* Article titles in AMA citation format should be in sentence-case

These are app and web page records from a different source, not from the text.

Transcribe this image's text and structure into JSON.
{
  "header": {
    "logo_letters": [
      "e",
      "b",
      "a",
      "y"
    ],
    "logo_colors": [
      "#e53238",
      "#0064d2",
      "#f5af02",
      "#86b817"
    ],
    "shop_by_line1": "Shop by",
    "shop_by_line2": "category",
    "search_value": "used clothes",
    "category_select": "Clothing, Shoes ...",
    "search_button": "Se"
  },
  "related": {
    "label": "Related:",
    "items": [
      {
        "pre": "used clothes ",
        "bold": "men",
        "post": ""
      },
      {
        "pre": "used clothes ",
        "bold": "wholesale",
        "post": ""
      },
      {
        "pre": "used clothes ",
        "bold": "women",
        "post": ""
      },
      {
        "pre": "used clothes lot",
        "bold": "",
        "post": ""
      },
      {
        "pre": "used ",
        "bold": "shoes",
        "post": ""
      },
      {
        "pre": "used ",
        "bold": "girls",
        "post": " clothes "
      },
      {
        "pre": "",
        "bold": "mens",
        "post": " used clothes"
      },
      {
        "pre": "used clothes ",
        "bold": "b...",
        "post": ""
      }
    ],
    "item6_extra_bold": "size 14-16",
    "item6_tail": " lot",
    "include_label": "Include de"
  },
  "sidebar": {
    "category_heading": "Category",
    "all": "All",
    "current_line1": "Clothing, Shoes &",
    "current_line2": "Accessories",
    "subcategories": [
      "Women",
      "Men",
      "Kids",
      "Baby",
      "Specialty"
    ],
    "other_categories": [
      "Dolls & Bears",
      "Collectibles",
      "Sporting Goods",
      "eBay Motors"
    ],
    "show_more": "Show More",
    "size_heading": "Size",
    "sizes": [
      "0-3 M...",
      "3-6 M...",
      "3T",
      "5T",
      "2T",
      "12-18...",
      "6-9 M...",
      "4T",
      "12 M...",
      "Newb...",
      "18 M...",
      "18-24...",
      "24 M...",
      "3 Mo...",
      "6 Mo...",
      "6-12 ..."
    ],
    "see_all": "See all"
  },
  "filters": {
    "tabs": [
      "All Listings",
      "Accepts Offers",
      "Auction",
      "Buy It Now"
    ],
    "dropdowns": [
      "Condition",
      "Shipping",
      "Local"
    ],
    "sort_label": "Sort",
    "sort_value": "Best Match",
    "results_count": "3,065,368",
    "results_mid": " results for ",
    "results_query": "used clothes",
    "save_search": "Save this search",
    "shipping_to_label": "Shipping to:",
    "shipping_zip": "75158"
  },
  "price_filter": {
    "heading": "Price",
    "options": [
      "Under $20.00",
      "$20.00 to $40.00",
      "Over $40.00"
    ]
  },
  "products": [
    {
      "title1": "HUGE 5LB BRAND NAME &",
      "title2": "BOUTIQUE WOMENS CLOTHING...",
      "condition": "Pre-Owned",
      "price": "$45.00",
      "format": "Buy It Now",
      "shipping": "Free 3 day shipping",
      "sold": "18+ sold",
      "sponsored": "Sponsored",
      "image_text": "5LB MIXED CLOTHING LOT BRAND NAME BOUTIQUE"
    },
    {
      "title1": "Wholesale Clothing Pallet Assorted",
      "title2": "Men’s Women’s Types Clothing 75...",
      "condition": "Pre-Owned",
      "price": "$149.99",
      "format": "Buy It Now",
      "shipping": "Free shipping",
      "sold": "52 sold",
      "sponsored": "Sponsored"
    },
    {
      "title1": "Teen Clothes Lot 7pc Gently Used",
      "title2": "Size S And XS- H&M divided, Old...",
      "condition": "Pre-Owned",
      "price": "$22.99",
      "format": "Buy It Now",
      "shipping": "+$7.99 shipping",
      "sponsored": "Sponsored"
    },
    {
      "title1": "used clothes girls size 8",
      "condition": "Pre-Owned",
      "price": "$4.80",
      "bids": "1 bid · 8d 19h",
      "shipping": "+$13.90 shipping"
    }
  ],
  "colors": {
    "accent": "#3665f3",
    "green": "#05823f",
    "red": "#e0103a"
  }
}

TY - JOUR T1 - Reactions to honeybee stings: an allergic prospective. A1 - Brown,Tyson C, PY - 2013/6/27/entrez PY - 2013/6/27/pubmed PY - 2014/2/5/medline SP - 365 EP - 71 JF - Current opinion in allergy and clinical immunology JO - Curr Opin Allergy Clin Immunol VL - 13 IS - 4 N2 - PURPOSE OF REVIEW: The purpose of this article is to provide a brief overview of the events involved in honeybee allergy and to concisely update the reader on progress toward knowledge of honeybee venom (HBV), strides in solving diagnostic difficulties, and advancements in improving safety and efficacy of HBV immunotherapy. RECENT FINDINGS: It is well known that honeybee allergy is unique in venom allergen and protein composition, diagnostic challenges, and immunotherapy safety and efficacy. Many new honeybee allergens have been recognized. Advances in testing, evaluation, and extract manipulation methods, many using recombinant technology, have allowed a greater ability to help with honeybee allergy diagnosis and resultant improvement in immunotherapy safety and evaluation of immunotherapy efficacy. SUMMARY: In an effort to address many honeybee allergy concerns, specific advances have been recently made. Some recently characterized honeybee allergens appear to be major contributors to honeybee allergy. In the setting of double-positivity, cross-reacting carbohydrate determinants and other cross-reacting components in HBV have made diagnosis of honeybee allergy challenging. Recombinant technology, including component-resolved diagnostics, and other evolving testing methods should help clarify double-positivity, if not now, in the very near future. Purified HBV and possibly depot formulations for immunotherapy appear to make it more well tolerated. Recombinant methods may help with evaluation of immunotherapy's safety and efficacy. SN - 1473-6322 UR - https://www.unboundmedicine.com/medline/citation/23799332/Reactions_to_honeybee_stings:_an_allergic_prospective_ L2 - http://Insights.ovid.com/pubmed?pmid=23799332 DB - PRIME DP - Unbound Medicine ER -